Kicking off the weekend on Saturday, there is a 20% chance of showers and thunderstorms. It will be partly sunny, with a high near 86 degrees Fahrenheit and 5 mph winds. Later that night, it will be partly cloudy with a low around 64 degrees Fahrenheit. A calm wind of around 5 mph will come from the west.

On Sunday, the chance of showers and thunderstorms increase from the prior day to 40%. It will also be partly sunny, with a high near 87 degrees Fahrenheit. During the evening, there is a 30% chance of showers and thunderstorms and it will become mostly cloudy, with a low around 64 degrees.

On Memorial Day, showers and thunderstorms are likely with a chance of precipitation at 60%. It will also be partly sunny, with a high near 83 degrees Fahrenheit. On Monday night, the chance of showers and thunderstorms decrease to 30% and it will be mostly cloudy with a low around 65.

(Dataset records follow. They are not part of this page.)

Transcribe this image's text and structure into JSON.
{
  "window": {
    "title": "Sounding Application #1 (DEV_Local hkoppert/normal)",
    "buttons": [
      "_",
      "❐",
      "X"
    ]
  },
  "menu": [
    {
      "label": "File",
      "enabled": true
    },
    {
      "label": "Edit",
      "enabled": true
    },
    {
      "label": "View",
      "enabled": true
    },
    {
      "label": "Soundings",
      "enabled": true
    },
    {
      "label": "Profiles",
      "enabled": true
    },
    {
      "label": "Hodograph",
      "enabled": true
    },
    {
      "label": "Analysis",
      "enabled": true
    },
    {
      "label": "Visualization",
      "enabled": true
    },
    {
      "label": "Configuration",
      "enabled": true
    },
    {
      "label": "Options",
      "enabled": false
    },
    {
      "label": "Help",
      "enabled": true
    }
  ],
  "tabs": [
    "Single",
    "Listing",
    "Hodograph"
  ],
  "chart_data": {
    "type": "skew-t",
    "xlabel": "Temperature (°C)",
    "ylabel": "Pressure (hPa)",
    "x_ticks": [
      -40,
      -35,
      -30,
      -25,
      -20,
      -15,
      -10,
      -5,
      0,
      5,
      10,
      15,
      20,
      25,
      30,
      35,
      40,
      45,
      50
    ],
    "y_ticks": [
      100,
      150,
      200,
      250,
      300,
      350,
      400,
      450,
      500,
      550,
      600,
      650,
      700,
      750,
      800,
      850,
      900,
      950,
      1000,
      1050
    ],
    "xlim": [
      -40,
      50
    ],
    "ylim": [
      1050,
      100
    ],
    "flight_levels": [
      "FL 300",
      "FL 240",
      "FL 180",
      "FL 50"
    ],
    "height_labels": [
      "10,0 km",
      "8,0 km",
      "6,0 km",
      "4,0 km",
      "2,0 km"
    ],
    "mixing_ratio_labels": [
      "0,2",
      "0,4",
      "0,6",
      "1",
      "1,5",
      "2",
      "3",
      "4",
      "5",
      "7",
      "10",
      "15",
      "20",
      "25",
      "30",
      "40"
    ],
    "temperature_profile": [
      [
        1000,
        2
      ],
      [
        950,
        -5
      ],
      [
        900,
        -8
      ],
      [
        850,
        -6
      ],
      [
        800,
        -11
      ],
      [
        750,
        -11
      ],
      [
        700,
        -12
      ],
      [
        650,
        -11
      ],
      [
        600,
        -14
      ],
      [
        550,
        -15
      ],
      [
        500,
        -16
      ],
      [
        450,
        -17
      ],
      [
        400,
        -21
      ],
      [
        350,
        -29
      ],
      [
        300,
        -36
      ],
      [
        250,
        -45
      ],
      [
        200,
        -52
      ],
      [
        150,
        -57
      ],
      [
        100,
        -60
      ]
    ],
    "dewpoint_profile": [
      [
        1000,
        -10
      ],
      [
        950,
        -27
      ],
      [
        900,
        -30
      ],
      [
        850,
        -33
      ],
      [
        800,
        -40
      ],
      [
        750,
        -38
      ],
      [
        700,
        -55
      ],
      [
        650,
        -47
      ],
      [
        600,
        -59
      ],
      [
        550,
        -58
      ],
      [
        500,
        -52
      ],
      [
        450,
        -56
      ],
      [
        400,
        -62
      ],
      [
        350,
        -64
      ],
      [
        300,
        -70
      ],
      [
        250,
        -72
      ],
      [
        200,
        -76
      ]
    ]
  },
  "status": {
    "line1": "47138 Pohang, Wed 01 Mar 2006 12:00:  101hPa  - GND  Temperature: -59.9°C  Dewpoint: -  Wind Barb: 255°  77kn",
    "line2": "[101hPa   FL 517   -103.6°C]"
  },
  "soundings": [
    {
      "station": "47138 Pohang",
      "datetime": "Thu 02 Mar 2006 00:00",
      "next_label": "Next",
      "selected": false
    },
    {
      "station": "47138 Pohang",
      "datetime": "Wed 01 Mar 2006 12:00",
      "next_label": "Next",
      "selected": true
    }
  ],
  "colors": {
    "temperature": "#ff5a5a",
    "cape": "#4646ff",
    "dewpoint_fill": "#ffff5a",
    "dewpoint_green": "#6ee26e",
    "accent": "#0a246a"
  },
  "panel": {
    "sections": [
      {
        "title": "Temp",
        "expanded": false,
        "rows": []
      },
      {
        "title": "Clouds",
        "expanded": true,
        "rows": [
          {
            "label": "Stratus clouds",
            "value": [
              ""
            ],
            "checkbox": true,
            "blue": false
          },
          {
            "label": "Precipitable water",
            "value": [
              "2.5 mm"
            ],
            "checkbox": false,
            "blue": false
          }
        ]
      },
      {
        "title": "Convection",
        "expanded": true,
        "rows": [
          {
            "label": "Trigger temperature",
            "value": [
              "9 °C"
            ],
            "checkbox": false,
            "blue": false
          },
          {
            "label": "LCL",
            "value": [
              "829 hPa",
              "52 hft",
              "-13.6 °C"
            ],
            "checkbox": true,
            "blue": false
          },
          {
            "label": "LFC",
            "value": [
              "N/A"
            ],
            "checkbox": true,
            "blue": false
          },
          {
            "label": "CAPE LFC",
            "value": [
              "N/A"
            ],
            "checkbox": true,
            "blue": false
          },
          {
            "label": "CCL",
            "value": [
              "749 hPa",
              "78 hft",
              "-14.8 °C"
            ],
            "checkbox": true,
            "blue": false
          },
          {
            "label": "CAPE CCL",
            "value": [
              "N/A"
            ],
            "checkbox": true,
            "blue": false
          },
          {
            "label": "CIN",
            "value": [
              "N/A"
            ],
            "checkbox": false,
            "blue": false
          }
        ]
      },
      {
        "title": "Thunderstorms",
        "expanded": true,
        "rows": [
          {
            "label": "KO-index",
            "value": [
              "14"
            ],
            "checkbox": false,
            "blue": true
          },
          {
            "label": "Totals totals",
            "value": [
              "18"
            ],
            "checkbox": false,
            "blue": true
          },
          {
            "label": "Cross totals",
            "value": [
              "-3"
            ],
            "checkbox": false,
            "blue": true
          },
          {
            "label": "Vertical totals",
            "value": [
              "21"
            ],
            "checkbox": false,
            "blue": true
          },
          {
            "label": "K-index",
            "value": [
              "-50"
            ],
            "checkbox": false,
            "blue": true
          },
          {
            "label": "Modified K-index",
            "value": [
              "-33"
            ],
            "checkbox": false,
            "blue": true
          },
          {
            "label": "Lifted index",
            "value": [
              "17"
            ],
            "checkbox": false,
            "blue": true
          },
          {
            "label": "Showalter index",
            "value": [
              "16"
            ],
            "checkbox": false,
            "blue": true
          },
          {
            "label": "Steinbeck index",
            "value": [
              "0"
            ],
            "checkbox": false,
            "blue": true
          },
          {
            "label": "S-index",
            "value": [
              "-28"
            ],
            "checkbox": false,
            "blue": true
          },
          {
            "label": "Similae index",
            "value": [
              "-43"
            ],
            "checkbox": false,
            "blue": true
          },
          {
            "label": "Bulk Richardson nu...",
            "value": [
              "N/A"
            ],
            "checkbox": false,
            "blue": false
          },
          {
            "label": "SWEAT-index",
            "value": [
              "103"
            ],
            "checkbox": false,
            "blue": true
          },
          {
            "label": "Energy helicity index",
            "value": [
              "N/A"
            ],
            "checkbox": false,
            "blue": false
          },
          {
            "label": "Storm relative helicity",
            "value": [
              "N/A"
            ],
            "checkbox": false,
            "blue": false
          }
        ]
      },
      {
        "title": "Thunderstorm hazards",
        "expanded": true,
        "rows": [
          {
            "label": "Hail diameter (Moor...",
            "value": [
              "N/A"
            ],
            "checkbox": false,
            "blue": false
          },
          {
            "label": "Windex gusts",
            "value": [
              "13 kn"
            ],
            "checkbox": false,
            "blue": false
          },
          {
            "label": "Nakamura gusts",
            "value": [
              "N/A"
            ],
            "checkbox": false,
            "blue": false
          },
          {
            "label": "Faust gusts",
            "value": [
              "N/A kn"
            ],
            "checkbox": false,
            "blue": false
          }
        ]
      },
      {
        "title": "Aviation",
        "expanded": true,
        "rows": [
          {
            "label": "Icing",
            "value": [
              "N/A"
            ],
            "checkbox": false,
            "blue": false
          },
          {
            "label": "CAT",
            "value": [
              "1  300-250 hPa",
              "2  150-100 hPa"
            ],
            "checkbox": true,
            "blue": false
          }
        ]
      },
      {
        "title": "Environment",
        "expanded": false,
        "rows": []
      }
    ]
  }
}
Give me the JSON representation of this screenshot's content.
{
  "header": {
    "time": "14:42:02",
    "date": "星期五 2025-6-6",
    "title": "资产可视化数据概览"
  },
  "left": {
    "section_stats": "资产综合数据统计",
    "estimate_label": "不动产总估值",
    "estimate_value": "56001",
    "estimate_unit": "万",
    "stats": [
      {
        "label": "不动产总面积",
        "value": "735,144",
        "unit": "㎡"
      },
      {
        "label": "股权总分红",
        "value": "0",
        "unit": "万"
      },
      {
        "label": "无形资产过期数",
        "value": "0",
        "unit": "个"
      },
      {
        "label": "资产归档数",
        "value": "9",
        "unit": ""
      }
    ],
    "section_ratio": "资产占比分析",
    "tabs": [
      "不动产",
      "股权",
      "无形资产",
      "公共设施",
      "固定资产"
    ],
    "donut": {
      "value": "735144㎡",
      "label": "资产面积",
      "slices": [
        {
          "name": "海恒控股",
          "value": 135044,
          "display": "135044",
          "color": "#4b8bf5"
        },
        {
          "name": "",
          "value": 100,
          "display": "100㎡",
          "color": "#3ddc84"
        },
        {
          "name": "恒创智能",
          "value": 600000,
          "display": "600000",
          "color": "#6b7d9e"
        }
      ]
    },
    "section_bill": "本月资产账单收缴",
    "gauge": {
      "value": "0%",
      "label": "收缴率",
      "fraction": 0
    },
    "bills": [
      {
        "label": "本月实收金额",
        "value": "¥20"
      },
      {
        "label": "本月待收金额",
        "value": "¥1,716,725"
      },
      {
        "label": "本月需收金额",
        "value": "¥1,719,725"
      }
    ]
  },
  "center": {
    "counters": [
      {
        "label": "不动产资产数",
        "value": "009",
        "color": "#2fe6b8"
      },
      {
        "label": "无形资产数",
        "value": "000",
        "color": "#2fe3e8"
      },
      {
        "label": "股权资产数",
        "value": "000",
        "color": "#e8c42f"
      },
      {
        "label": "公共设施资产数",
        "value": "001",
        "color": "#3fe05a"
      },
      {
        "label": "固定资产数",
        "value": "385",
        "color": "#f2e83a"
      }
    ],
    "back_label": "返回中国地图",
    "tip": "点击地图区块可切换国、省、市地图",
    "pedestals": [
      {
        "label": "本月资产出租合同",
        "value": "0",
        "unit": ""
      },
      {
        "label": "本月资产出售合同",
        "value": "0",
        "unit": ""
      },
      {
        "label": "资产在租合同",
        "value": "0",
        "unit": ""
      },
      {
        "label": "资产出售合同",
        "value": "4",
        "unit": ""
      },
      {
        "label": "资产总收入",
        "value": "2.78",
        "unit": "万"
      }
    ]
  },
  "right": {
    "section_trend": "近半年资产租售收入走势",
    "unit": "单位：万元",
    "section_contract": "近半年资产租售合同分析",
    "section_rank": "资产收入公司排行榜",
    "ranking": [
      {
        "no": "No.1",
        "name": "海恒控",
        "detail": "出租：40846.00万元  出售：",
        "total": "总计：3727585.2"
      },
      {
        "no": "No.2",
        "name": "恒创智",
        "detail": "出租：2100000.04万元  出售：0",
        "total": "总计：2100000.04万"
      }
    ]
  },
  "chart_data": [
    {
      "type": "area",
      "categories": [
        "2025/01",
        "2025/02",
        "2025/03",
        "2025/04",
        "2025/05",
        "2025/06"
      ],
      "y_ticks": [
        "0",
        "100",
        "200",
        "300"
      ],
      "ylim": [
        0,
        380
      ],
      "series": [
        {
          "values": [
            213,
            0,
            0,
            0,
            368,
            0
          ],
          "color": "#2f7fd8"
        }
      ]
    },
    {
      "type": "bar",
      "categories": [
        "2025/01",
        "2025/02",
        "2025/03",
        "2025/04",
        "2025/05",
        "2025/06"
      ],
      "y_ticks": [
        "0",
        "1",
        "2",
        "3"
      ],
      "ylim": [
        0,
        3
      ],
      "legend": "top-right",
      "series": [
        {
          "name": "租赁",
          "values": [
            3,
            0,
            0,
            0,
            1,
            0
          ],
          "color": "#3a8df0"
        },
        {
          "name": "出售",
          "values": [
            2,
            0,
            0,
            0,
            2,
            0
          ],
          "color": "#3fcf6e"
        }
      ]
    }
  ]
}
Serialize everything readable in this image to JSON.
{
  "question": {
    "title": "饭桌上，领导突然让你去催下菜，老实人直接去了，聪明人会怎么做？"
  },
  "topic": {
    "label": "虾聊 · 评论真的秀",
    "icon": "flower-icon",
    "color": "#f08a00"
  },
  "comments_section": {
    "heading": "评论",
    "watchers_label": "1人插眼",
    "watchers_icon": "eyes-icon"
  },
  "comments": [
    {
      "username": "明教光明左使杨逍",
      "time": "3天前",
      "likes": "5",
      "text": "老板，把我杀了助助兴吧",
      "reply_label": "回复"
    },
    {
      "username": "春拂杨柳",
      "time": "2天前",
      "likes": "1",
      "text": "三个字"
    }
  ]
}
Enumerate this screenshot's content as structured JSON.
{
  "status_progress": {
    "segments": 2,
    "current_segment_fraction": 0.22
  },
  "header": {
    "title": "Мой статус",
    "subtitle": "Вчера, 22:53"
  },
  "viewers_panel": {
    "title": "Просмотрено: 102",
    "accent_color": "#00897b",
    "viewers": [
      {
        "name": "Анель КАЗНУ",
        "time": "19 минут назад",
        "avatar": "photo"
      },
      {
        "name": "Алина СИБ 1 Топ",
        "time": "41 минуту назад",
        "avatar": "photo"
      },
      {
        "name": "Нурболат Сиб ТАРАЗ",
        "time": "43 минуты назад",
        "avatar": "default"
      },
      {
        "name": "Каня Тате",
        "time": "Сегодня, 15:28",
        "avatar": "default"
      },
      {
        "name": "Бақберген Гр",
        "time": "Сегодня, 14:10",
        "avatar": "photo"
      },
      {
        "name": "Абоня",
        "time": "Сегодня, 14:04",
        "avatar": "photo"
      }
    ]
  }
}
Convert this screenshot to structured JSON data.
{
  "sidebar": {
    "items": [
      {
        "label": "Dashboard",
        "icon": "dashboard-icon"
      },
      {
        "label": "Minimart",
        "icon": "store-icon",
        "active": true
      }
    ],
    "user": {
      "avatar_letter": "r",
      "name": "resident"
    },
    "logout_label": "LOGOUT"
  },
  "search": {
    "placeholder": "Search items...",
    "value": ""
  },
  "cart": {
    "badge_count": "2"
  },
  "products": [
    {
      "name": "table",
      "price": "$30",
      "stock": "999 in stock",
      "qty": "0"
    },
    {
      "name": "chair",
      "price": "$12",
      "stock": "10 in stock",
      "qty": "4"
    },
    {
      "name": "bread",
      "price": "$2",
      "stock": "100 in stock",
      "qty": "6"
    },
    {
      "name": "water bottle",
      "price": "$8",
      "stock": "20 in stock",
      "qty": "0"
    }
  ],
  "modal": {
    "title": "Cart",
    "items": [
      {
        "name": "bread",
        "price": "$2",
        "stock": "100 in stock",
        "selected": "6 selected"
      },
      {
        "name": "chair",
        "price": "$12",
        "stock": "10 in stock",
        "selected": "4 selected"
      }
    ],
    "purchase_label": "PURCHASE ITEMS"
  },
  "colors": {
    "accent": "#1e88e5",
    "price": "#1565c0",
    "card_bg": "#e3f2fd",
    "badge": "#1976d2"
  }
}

The information for the forecast was last updated at 4 p.m. on Thursday and could change as forecasters learn more.


News
State Court forum

The League of Women Voters held a candidate’s forum on Tuesday for the three Carroll County State Court Judge candidates.

Met Lane, Nathaniel Smith, and Erica Tisinger are all running for the State Court Judge position and will appear on the ballot on June 9.

The forum was held virtually and was hosted by the league and moderated by Robin Collins. Candidates addressed issues such as incarceration, court trials, the war on drugs, and more.

Smith said that he thinks that the greatest obstacles to justice is people’s faith in the system itself. Tisinger said that the greatest obstacles are money and the perception of being treated fairly in the courtroom. Lane said that specifically in Carroll County, the greatest obstacle is the huge caseload and inability for a citizen to get their day in court.

When it comes to the high rates of minority incarcerations, Lane attributed this to the breakdown of the family. Smith said that it could be due to a policing issue, specifically over-policing. Tisinger said that while it might be an unpopular opinion, the incarceration is due to prejudice.

Tisinger’s idea for the future of the judicial system is that people continue to have faith and trust that when their case is heard, they are being treated fairly and with respect. She said that changes she would make on the State Court would include being accessible and create relationships with the prosecutors and attorneys.

Lane said that he would help move cases along due to the heavy caseload and would work more to make that happen. He would also look for ways to bring costs down, including sharing jurors with Superior Court or asking county commissioners for funding.

Smith said that large scale, he would like to see more diversity on the bench and also see more people have faith in the system. He said that he has seen people not have faith in the system and the change he would like to see is people being able to rely on the system.

The full forum can be found on the YouTube page for the League of Women Voters Carrollton — Carroll County.

Early voting in Carroll County has already begun and June 9 is the election day for the State Court Judge.